## Aim of the exercise
Please return every line from the entries that has the string "icon" in it.

(Items from a dataset)
- - - - -

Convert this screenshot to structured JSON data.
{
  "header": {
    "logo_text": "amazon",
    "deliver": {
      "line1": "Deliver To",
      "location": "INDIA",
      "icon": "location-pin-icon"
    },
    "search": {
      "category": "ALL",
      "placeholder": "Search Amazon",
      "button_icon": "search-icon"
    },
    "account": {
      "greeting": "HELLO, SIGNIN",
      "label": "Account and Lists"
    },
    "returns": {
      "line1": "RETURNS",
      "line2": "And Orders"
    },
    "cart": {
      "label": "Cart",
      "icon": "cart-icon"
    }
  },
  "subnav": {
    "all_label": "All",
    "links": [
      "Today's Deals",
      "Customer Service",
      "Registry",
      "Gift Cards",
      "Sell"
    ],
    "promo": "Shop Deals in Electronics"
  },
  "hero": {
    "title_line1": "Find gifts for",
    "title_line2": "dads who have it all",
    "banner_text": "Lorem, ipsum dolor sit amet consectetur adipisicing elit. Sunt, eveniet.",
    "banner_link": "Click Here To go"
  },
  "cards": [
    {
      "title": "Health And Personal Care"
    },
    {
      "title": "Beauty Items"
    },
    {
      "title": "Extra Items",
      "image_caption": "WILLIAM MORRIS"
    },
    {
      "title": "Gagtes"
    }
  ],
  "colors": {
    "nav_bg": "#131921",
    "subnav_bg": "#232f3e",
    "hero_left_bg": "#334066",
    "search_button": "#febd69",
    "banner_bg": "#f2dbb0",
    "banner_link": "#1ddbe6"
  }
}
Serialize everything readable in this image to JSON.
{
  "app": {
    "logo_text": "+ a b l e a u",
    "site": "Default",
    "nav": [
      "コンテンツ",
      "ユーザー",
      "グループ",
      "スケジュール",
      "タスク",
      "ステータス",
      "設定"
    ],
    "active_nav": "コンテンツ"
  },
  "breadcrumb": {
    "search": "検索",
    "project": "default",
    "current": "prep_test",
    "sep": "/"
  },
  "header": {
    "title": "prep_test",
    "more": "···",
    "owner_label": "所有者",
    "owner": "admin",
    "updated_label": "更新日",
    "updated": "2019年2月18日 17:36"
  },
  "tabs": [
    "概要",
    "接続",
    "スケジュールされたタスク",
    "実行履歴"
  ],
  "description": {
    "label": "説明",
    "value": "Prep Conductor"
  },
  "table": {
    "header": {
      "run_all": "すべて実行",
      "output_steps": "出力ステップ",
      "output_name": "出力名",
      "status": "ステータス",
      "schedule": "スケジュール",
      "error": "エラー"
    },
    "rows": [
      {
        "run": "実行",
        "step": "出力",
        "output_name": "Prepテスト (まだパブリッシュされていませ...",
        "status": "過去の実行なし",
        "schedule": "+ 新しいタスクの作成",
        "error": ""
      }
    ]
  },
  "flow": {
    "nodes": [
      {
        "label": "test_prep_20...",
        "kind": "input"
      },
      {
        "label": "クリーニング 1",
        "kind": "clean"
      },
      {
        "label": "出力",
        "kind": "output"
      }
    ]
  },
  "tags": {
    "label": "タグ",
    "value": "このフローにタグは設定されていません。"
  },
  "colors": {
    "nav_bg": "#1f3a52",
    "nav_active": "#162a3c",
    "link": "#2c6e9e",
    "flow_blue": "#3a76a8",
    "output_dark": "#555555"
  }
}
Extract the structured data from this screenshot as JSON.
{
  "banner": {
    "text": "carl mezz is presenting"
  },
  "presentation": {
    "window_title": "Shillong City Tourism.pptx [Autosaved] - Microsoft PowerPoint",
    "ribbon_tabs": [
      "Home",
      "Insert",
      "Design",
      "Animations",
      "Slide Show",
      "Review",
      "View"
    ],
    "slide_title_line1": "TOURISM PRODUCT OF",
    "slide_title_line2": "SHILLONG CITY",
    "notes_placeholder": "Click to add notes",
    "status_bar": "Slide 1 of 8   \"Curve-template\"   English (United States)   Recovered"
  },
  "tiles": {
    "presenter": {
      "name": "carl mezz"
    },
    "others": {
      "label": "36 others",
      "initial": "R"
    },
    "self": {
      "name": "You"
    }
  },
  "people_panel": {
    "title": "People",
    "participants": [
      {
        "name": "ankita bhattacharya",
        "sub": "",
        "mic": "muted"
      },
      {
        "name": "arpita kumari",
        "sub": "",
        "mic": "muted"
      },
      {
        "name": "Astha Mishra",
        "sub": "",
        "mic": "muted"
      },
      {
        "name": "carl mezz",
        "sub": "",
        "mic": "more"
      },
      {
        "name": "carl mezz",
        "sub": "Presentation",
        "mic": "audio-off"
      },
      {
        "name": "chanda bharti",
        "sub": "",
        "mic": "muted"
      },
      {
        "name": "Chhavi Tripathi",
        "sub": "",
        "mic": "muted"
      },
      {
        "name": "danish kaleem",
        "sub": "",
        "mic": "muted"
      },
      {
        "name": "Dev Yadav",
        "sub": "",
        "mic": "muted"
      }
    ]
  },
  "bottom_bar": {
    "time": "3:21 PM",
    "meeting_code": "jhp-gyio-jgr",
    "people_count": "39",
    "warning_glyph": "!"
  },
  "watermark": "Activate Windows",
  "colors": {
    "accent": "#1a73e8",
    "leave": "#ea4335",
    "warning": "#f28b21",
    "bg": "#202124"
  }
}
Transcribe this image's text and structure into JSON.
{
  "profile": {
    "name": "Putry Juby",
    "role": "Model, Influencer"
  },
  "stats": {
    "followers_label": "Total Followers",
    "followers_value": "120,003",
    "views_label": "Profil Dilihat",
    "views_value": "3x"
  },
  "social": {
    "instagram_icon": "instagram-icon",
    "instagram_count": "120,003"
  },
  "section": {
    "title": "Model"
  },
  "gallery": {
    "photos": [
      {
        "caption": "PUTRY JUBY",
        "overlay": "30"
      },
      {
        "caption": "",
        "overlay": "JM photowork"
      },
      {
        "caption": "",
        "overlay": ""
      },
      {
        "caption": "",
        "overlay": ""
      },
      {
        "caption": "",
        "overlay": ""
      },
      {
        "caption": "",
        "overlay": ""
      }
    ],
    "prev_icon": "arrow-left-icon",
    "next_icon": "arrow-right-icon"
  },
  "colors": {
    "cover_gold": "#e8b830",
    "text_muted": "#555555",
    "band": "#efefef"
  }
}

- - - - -

## Answer section
      "icon": "location-pin-icon"
      "button_icon": "search-icon"
      "icon": "cart-icon"
    "instagram_icon": "instagram-icon",
    "prev_icon": "arrow-left-icon",
    "next_icon": "arrow-right-icon"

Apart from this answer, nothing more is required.